Exercise prompt
Please look for the string "JSON" below and report every line in which it occurs.

Exercise inputs
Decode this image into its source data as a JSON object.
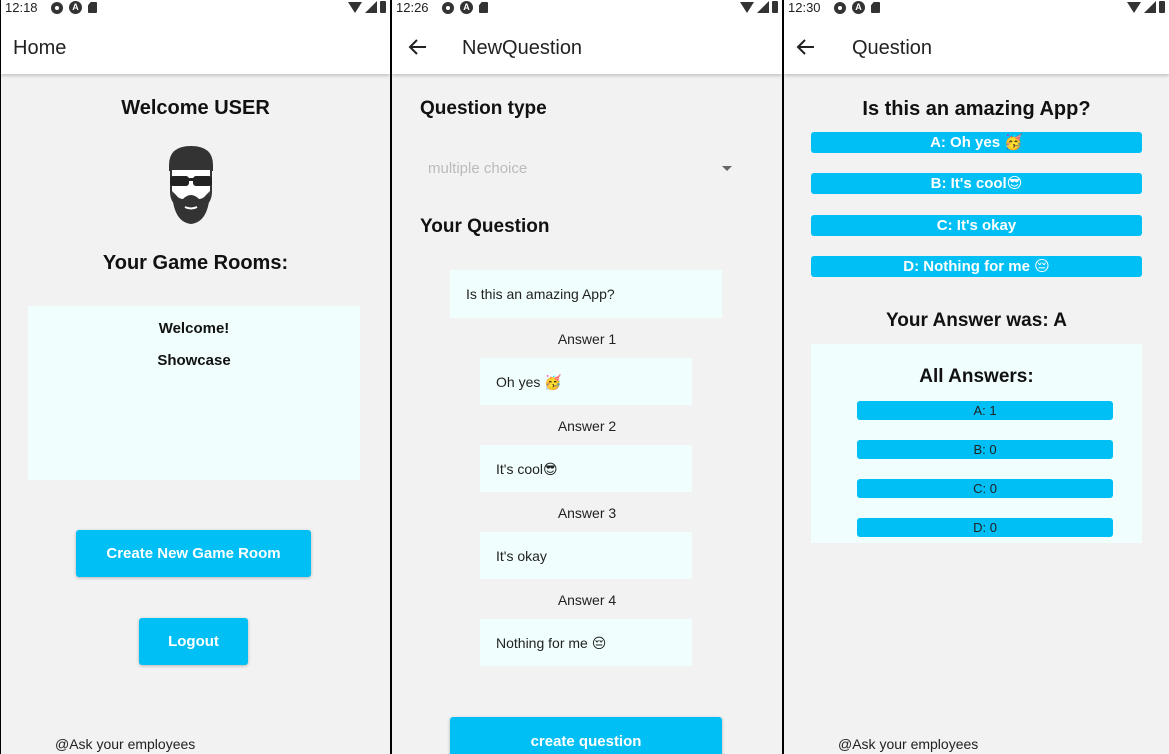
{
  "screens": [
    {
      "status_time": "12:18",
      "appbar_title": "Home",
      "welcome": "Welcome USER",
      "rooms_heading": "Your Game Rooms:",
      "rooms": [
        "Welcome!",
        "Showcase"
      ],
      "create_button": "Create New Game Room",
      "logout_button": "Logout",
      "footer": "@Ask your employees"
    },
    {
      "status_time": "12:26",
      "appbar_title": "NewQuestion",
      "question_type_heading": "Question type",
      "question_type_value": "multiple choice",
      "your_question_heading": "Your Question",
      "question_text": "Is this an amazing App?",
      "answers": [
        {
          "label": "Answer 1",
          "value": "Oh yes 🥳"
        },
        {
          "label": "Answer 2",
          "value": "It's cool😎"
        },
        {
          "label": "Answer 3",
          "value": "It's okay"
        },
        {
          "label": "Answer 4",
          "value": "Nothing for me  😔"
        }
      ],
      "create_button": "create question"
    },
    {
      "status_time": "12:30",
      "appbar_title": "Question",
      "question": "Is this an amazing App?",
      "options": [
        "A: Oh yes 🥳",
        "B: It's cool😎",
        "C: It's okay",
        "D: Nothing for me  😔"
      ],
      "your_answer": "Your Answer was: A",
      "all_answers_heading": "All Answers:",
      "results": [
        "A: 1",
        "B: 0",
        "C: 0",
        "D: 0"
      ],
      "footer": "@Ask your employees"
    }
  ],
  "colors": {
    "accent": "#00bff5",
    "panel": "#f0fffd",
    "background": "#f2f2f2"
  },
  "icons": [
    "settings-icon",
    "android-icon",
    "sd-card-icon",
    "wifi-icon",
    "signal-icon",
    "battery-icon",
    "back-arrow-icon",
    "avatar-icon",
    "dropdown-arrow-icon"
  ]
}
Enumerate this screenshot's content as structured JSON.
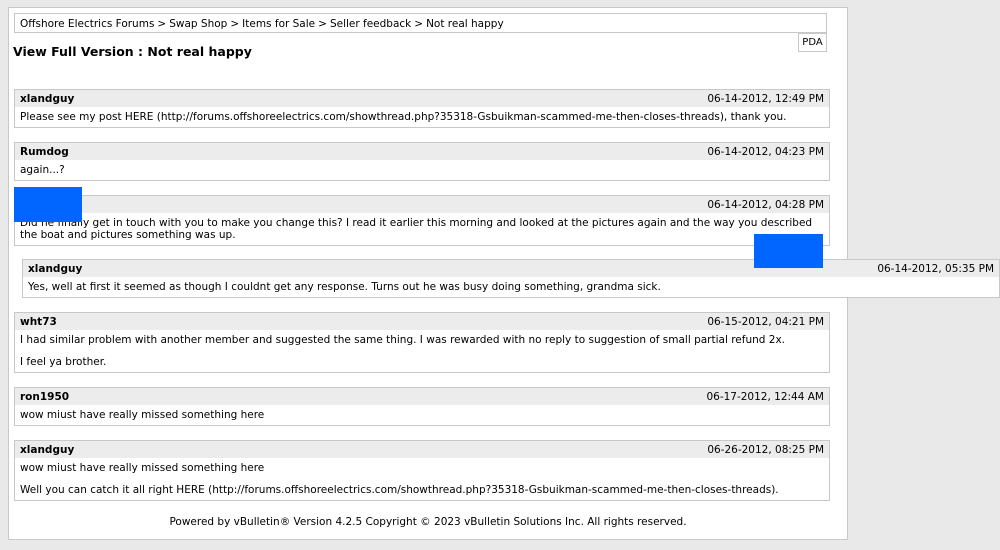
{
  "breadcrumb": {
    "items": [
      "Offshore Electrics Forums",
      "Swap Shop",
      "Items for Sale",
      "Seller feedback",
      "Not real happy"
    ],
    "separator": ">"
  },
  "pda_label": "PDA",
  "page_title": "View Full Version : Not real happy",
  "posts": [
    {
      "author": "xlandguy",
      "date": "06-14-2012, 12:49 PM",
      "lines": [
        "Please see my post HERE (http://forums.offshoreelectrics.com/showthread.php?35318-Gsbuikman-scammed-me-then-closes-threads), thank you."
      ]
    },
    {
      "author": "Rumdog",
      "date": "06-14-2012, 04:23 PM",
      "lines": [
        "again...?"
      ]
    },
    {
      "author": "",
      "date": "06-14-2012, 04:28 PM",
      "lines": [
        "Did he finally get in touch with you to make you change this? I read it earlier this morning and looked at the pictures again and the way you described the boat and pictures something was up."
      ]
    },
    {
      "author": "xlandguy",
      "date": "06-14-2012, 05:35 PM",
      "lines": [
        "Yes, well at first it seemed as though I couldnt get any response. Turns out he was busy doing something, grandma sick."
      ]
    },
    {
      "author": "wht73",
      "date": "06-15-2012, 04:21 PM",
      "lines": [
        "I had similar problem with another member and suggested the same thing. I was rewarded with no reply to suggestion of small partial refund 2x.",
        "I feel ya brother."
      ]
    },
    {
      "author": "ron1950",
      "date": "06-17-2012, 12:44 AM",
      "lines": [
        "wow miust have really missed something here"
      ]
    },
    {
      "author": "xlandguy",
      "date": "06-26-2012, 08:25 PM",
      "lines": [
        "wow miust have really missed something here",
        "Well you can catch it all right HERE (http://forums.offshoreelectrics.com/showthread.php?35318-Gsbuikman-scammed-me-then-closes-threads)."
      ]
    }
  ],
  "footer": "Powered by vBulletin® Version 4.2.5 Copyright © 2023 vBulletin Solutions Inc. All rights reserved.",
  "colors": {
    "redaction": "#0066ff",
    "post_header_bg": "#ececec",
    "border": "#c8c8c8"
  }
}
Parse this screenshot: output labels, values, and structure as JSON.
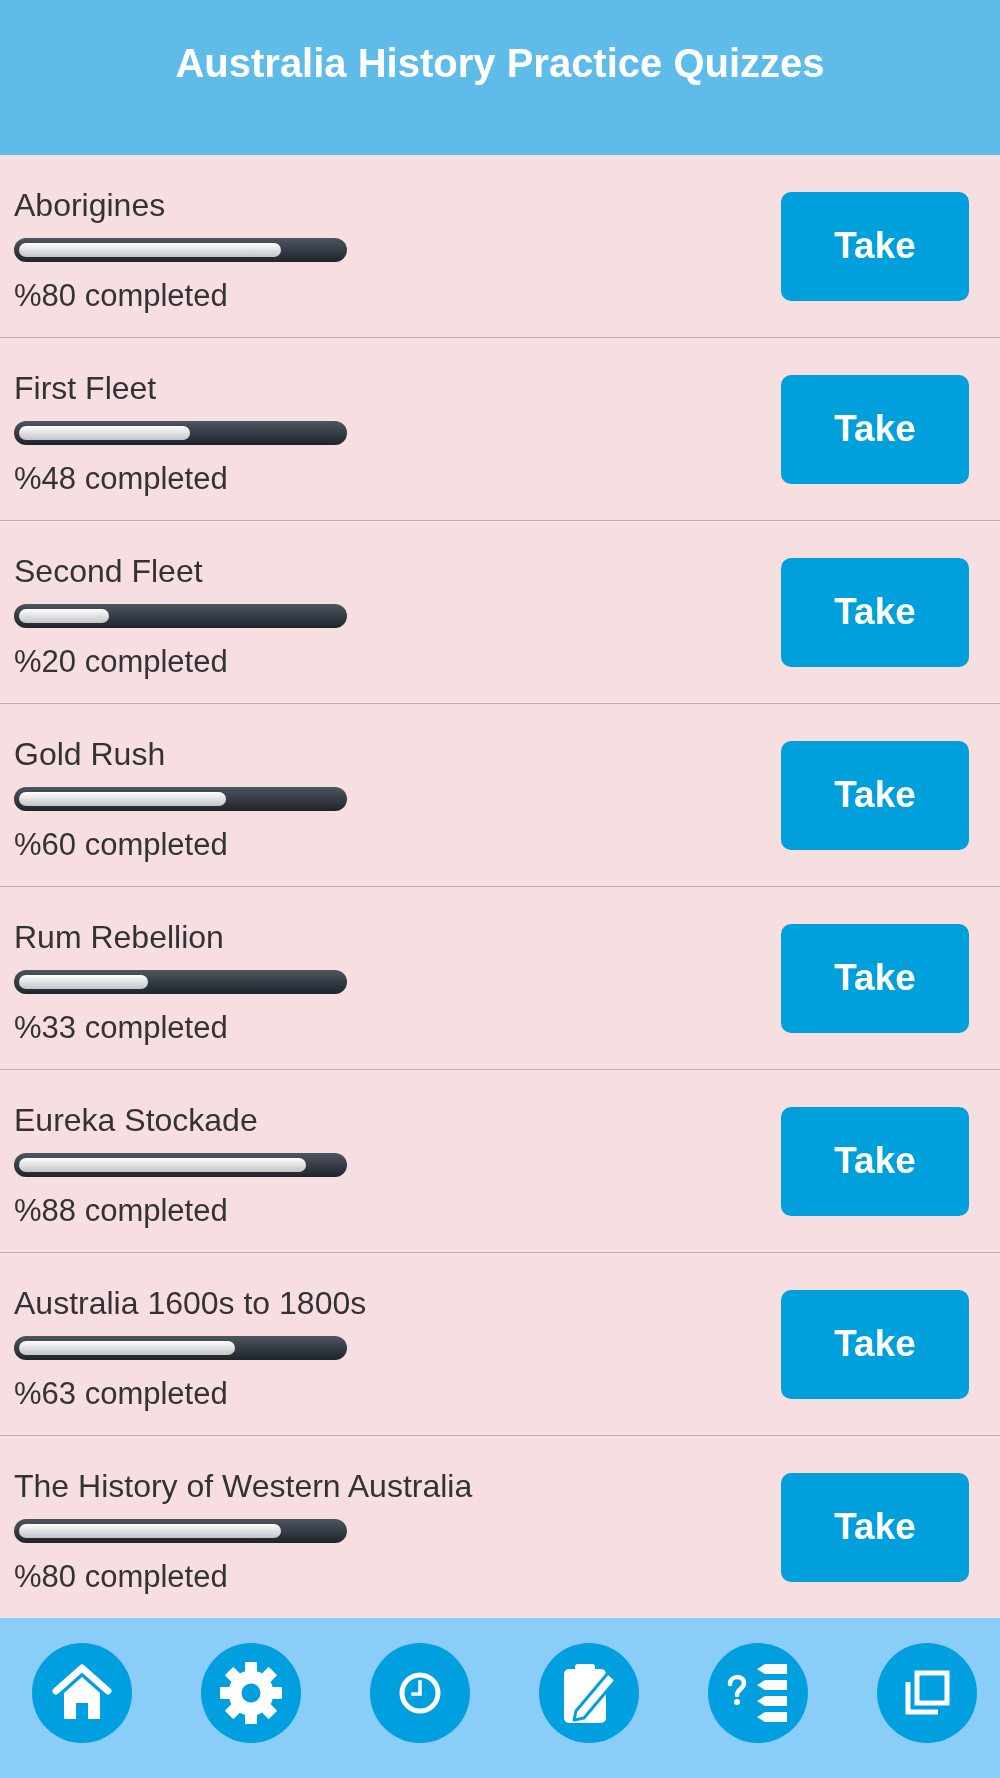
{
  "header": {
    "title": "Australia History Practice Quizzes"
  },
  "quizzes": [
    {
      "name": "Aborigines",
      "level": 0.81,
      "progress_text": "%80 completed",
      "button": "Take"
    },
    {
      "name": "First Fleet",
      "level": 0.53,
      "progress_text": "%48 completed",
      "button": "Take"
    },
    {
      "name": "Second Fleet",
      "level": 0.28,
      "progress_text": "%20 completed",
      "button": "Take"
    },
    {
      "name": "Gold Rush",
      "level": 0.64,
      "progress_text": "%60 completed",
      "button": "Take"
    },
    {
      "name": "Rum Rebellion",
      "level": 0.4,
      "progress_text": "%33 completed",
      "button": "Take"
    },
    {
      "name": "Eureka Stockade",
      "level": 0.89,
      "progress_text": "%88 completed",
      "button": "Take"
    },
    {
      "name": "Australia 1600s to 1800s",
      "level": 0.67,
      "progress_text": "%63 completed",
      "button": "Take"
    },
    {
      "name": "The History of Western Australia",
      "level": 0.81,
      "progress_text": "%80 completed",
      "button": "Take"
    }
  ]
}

Task result
Decode this image into its source data as a JSON object.
Enumerate this screenshot's content as structured JSON.
Parse this screenshot: output labels, values, and structure as JSON.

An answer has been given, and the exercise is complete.